What to work on » Write out the data below in full, please. Keep every character as given.
══ Records ══
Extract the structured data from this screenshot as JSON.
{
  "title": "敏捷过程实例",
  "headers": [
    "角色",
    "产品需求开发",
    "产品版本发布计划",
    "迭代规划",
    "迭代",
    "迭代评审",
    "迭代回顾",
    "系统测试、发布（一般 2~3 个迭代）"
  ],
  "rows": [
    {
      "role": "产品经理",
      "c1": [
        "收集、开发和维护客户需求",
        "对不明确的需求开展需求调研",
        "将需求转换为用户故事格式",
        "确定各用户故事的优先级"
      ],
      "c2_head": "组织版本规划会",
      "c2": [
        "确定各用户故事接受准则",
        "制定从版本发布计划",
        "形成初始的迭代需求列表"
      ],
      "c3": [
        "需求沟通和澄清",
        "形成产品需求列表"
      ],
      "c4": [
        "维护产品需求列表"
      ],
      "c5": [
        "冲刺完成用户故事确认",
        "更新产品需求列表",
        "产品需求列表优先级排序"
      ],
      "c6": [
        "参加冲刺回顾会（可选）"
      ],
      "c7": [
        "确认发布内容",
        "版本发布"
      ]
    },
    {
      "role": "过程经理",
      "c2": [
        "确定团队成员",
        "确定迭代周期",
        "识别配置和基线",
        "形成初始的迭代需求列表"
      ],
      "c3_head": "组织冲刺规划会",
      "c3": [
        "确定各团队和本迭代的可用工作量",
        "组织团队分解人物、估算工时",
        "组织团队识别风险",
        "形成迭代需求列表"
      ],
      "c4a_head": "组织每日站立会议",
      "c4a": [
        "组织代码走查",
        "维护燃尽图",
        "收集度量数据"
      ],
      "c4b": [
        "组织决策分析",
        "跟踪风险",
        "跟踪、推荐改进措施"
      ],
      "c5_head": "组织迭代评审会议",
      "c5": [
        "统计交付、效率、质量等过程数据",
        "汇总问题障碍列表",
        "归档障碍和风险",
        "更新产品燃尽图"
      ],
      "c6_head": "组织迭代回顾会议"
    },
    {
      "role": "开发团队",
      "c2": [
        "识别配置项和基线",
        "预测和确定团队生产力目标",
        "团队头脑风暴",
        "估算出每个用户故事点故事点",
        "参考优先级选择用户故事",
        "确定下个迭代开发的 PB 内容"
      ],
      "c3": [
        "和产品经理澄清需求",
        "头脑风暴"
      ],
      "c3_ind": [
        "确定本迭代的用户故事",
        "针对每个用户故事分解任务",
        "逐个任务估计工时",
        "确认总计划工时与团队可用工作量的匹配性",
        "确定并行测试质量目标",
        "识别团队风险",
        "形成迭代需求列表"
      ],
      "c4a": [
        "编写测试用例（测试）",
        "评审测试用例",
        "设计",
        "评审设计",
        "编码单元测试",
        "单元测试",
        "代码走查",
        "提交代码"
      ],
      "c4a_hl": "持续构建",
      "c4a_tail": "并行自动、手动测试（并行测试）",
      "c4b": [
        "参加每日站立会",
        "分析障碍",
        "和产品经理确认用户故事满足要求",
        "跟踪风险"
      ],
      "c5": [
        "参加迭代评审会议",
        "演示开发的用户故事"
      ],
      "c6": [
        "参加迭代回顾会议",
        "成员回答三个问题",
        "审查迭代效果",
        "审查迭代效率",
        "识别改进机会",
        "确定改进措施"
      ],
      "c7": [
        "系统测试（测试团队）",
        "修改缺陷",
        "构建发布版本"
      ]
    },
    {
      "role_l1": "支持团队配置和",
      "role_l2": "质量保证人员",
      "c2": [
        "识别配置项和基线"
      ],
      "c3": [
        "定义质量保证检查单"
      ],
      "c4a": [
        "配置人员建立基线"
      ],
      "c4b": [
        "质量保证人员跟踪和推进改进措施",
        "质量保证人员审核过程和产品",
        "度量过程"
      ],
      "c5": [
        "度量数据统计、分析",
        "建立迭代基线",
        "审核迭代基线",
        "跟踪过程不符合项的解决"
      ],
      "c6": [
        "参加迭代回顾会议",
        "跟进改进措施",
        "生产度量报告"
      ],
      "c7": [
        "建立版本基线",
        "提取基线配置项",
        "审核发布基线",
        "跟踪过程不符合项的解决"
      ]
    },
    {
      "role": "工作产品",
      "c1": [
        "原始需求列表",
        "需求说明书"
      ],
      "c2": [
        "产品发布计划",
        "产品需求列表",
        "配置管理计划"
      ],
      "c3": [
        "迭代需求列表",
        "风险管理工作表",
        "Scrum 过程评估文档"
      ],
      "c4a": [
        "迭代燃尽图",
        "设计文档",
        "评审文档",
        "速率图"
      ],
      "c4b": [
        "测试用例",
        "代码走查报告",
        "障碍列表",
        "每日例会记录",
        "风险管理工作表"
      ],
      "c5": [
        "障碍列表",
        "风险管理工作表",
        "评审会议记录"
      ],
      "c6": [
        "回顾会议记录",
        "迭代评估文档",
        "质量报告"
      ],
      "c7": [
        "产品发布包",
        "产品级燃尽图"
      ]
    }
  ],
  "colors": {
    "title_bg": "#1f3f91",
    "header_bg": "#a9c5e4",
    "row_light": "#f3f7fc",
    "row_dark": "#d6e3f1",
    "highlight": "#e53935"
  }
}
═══
Answer to the exercise »
Extract the structured data from this screenshot as JSON.
{
  "title": "敏捷过程实例",
  "headers": [
    "角色",
    "产品需求开发",
    "产品版本发布计划",
    "迭代规划",
    "迭代",
    "迭代评审",
    "迭代回顾",
    "系统测试、发布（一般 2~3 个迭代）"
  ],
  "rows": [
    {
      "role": "产品经理",
      "c1": [
        "收集、开发和维护客户需求",
        "对不明确的需求开展需求调研",
        "将需求转换为用户故事格式",
        "确定各用户故事的优先级"
      ],
      "c2_head": "组织版本规划会",
      "c2": [
        "确定各用户故事接受准则",
        "制定从版本发布计划",
        "形成初始的迭代需求列表"
      ],
      "c3": [
        "需求沟通和澄清",
        "形成产品需求列表"
      ],
      "c4": [
        "维护产品需求列表"
      ],
      "c5": [
        "冲刺完成用户故事确认",
        "更新产品需求列表",
        "产品需求列表优先级排序"
      ],
      "c6": [
        "参加冲刺回顾会（可选）"
      ],
      "c7": [
        "确认发布内容",
        "版本发布"
      ]
    },
    {
      "role": "过程经理",
      "c2": [
        "确定团队成员",
        "确定迭代周期",
        "识别配置和基线",
        "形成初始的迭代需求列表"
      ],
      "c3_head": "组织冲刺规划会",
      "c3": [
        "确定各团队和本迭代的可用工作量",
        "组织团队分解人物、估算工时",
        "组织团队识别风险",
        "形成迭代需求列表"
      ],
      "c4a_head": "组织每日站立会议",
      "c4a": [
        "组织代码走查",
        "维护燃尽图",
        "收集度量数据"
      ],
      "c4b": [
        "组织决策分析",
        "跟踪风险",
        "跟踪、推荐改进措施"
      ],
      "c5_head": "组织迭代评审会议",
      "c5": [
        "统计交付、效率、质量等过程数据",
        "汇总问题障碍列表",
        "归档障碍和风险",
        "更新产品燃尽图"
      ],
      "c6_head": "组织迭代回顾会议"
    },
    {
      "role": "开发团队",
      "c2": [
        "识别配置项和基线",
        "预测和确定团队生产力目标",
        "团队头脑风暴",
        "估算出每个用户故事点故事点",
        "参考优先级选择用户故事",
        "确定下个迭代开发的 PB 内容"
      ],
      "c3": [
        "和产品经理澄清需求",
        "头脑风暴"
      ],
      "c3_ind": [
        "确定本迭代的用户故事",
        "针对每个用户故事分解任务",
        "逐个任务估计工时",
        "确认总计划工时与团队可用工作量的匹配性",
        "确定并行测试质量目标",
        "识别团队风险",
        "形成迭代需求列表"
      ],
      "c4a": [
        "编写测试用例（测试）",
        "评审测试用例",
        "设计",
        "评审设计",
        "编码单元测试",
        "单元测试",
        "代码走查",
        "提交代码"
      ],
      "c4a_hl": "持续构建",
      "c4a_tail": "并行自动、手动测试（并行测试）",
      "c4b": [
        "参加每日站立会",
        "分析障碍",
        "和产品经理确认用户故事满足要求",
        "跟踪风险"
      ],
      "c5": [
        "参加迭代评审会议",
        "演示开发的用户故事"
      ],
      "c6": [
        "参加迭代回顾会议",
        "成员回答三个问题",
        "审查迭代效果",
        "审查迭代效率",
        "识别改进机会",
        "确定改进措施"
      ],
      "c7": [
        "系统测试（测试团队）",
        "修改缺陷",
        "构建发布版本"
      ]
    },
    {
      "role_l1": "支持团队配置和",
      "role_l2": "质量保证人员",
      "c2": [
        "识别配置项和基线"
      ],
      "c3": [
        "定义质量保证检查单"
      ],
      "c4a": [
        "配置人员建立基线"
      ],
      "c4b": [
        "质量保证人员跟踪和推进改进措施",
        "质量保证人员审核过程和产品",
        "度量过程"
      ],
      "c5": [
        "度量数据统计、分析",
        "建立迭代基线",
        "审核迭代基线",
        "跟踪过程不符合项的解决"
      ],
      "c6": [
        "参加迭代回顾会议",
        "跟进改进措施",
        "生产度量报告"
      ],
      "c7": [
        "建立版本基线",
        "提取基线配置项",
        "审核发布基线",
        "跟踪过程不符合项的解决"
      ]
    },
    {
      "role": "工作产品",
      "c1": [
        "原始需求列表",
        "需求说明书"
      ],
      "c2": [
        "产品发布计划",
        "产品需求列表",
        "配置管理计划"
      ],
      "c3": [
        "迭代需求列表",
        "风险管理工作表",
        "Scrum 过程评估文档"
      ],
      "c4a": [
        "迭代燃尽图",
        "设计文档",
        "评审文档",
        "速率图"
      ],
      "c4b": [
        "测试用例",
        "代码走查报告",
        "障碍列表",
        "每日例会记录",
        "风险管理工作表"
      ],
      "c5": [
        "障碍列表",
        "风险管理工作表",
        "评审会议记录"
      ],
      "c6": [
        "回顾会议记录",
        "迭代评估文档",
        "质量报告"
      ],
      "c7": [
        "产品发布包",
        "产品级燃尽图"
      ]
    }
  ],
  "colors": {
    "title_bg": "#1f3f91",
    "header_bg": "#a9c5e4",
    "row_light": "#f3f7fc",
    "row_dark": "#d6e3f1",
    "highlight": "#e53935"
  }
}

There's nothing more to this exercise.